#### Data under study:
· · · ·

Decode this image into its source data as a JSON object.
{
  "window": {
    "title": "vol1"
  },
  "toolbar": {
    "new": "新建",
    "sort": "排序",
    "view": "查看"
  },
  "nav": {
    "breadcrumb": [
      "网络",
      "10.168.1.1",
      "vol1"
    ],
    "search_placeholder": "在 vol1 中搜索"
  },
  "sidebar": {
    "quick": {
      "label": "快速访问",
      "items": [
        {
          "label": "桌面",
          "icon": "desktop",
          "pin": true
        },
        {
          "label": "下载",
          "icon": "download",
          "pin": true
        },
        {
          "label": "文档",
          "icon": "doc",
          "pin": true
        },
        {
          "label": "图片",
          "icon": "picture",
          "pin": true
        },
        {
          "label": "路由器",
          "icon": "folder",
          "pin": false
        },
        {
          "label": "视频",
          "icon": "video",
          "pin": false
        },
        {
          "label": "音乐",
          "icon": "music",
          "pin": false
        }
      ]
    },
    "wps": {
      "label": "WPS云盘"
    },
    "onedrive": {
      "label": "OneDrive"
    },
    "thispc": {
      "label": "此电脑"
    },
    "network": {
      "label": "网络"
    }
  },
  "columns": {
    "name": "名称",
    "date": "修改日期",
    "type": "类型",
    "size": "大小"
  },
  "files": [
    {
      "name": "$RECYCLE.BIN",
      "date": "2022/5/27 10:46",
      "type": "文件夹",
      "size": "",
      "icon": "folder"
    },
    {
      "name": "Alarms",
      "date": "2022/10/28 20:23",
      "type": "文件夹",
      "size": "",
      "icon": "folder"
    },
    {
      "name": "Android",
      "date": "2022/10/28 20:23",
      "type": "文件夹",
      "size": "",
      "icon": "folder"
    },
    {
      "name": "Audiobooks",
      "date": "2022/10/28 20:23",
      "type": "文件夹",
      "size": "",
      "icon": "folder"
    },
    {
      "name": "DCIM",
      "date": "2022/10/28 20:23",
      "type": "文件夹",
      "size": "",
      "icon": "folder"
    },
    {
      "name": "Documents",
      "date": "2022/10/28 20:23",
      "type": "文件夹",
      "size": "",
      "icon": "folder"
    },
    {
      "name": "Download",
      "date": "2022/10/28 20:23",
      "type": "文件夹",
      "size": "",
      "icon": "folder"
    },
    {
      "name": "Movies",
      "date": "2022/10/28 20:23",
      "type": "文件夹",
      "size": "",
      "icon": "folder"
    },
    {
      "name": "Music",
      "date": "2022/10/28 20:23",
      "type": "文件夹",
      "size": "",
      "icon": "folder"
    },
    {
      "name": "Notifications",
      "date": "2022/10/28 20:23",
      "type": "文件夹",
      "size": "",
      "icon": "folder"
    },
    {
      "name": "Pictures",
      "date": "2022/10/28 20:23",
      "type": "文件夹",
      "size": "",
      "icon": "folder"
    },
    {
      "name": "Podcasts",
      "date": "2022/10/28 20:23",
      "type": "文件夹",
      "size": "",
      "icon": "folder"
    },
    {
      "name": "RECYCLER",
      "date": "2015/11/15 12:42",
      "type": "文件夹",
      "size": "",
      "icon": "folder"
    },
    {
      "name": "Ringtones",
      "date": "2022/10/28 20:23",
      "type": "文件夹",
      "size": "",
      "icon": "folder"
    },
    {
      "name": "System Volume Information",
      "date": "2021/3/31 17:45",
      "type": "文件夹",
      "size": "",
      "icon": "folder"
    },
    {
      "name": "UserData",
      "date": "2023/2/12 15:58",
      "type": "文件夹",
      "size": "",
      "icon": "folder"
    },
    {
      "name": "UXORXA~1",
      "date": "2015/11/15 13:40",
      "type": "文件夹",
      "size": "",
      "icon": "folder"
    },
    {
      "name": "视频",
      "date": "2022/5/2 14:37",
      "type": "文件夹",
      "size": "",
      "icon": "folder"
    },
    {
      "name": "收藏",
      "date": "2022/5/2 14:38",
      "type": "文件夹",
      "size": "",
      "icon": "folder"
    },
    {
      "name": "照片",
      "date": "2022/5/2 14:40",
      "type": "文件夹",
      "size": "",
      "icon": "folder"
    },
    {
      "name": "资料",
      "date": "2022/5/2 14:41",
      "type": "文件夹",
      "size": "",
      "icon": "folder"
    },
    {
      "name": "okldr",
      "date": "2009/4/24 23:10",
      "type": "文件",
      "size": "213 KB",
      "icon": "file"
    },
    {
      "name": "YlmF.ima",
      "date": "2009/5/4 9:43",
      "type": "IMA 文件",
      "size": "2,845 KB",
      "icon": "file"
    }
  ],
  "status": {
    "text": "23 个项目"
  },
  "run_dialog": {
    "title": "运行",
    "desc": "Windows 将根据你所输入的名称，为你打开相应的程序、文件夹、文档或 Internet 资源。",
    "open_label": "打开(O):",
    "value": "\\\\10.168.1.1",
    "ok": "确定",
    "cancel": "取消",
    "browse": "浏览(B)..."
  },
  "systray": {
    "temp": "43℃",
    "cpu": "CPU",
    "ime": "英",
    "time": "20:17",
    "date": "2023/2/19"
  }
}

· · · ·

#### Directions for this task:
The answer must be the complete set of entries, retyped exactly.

#### Task response:
Decode this image into its source data as a JSON object.
{
  "window": {
    "title": "vol1"
  },
  "toolbar": {
    "new": "新建",
    "sort": "排序",
    "view": "查看"
  },
  "nav": {
    "breadcrumb": [
      "网络",
      "10.168.1.1",
      "vol1"
    ],
    "search_placeholder": "在 vol1 中搜索"
  },
  "sidebar": {
    "quick": {
      "label": "快速访问",
      "items": [
        {
          "label": "桌面",
          "icon": "desktop",
          "pin": true
        },
        {
          "label": "下载",
          "icon": "download",
          "pin": true
        },
        {
          "label": "文档",
          "icon": "doc",
          "pin": true
        },
        {
          "label": "图片",
          "icon": "picture",
          "pin": true
        },
        {
          "label": "路由器",
          "icon": "folder",
          "pin": false
        },
        {
          "label": "视频",
          "icon": "video",
          "pin": false
        },
        {
          "label": "音乐",
          "icon": "music",
          "pin": false
        }
      ]
    },
    "wps": {
      "label": "WPS云盘"
    },
    "onedrive": {
      "label": "OneDrive"
    },
    "thispc": {
      "label": "此电脑"
    },
    "network": {
      "label": "网络"
    }
  },
  "columns": {
    "name": "名称",
    "date": "修改日期",
    "type": "类型",
    "size": "大小"
  },
  "files": [
    {
      "name": "$RECYCLE.BIN",
      "date": "2022/5/27 10:46",
      "type": "文件夹",
      "size": "",
      "icon": "folder"
    },
    {
      "name": "Alarms",
      "date": "2022/10/28 20:23",
      "type": "文件夹",
      "size": "",
      "icon": "folder"
    },
    {
      "name": "Android",
      "date": "2022/10/28 20:23",
      "type": "文件夹",
      "size": "",
      "icon": "folder"
    },
    {
      "name": "Audiobooks",
      "date": "2022/10/28 20:23",
      "type": "文件夹",
      "size": "",
      "icon": "folder"
    },
    {
      "name": "DCIM",
      "date": "2022/10/28 20:23",
      "type": "文件夹",
      "size": "",
      "icon": "folder"
    },
    {
      "name": "Documents",
      "date": "2022/10/28 20:23",
      "type": "文件夹",
      "size": "",
      "icon": "folder"
    },
    {
      "name": "Download",
      "date": "2022/10/28 20:23",
      "type": "文件夹",
      "size": "",
      "icon": "folder"
    },
    {
      "name": "Movies",
      "date": "2022/10/28 20:23",
      "type": "文件夹",
      "size": "",
      "icon": "folder"
    },
    {
      "name": "Music",
      "date": "2022/10/28 20:23",
      "type": "文件夹",
      "size": "",
      "icon": "folder"
    },
    {
      "name": "Notifications",
      "date": "2022/10/28 20:23",
      "type": "文件夹",
      "size": "",
      "icon": "folder"
    },
    {
      "name": "Pictures",
      "date": "2022/10/28 20:23",
      "type": "文件夹",
      "size": "",
      "icon": "folder"
    },
    {
      "name": "Podcasts",
      "date": "2022/10/28 20:23",
      "type": "文件夹",
      "size": "",
      "icon": "folder"
    },
    {
      "name": "RECYCLER",
      "date": "2015/11/15 12:42",
      "type": "文件夹",
      "size": "",
      "icon": "folder"
    },
    {
      "name": "Ringtones",
      "date": "2022/10/28 20:23",
      "type": "文件夹",
      "size": "",
      "icon": "folder"
    },
    {
      "name": "System Volume Information",
      "date": "2021/3/31 17:45",
      "type": "文件夹",
      "size": "",
      "icon": "folder"
    },
    {
      "name": "UserData",
      "date": "2023/2/12 15:58",
      "type": "文件夹",
      "size": "",
      "icon": "folder"
    },
    {
      "name": "UXORXA~1",
      "date": "2015/11/15 13:40",
      "type": "文件夹",
      "size": "",
      "icon": "folder"
    },
    {
      "name": "视频",
      "date": "2022/5/2 14:37",
      "type": "文件夹",
      "size": "",
      "icon": "folder"
    },
    {
      "name": "收藏",
      "date": "2022/5/2 14:38",
      "type": "文件夹",
      "size": "",
      "icon": "folder"
    },
    {
      "name": "照片",
      "date": "2022/5/2 14:40",
      "type": "文件夹",
      "size": "",
      "icon": "folder"
    },
    {
      "name": "资料",
      "date": "2022/5/2 14:41",
      "type": "文件夹",
      "size": "",
      "icon": "folder"
    },
    {
      "name": "okldr",
      "date": "2009/4/24 23:10",
      "type": "文件",
      "size": "213 KB",
      "icon": "file"
    },
    {
      "name": "YlmF.ima",
      "date": "2009/5/4 9:43",
      "type": "IMA 文件",
      "size": "2,845 KB",
      "icon": "file"
    }
  ],
  "status": {
    "text": "23 个项目"
  },
  "run_dialog": {
    "title": "运行",
    "desc": "Windows 将根据你所输入的名称，为你打开相应的程序、文件夹、文档或 Internet 资源。",
    "open_label": "打开(O):",
    "value": "\\\\10.168.1.1",
    "ok": "确定",
    "cancel": "取消",
    "browse": "浏览(B)..."
  },
  "systray": {
    "temp": "43℃",
    "cpu": "CPU",
    "ime": "英",
    "time": "20:17",
    "date": "2023/2/19"
  }
}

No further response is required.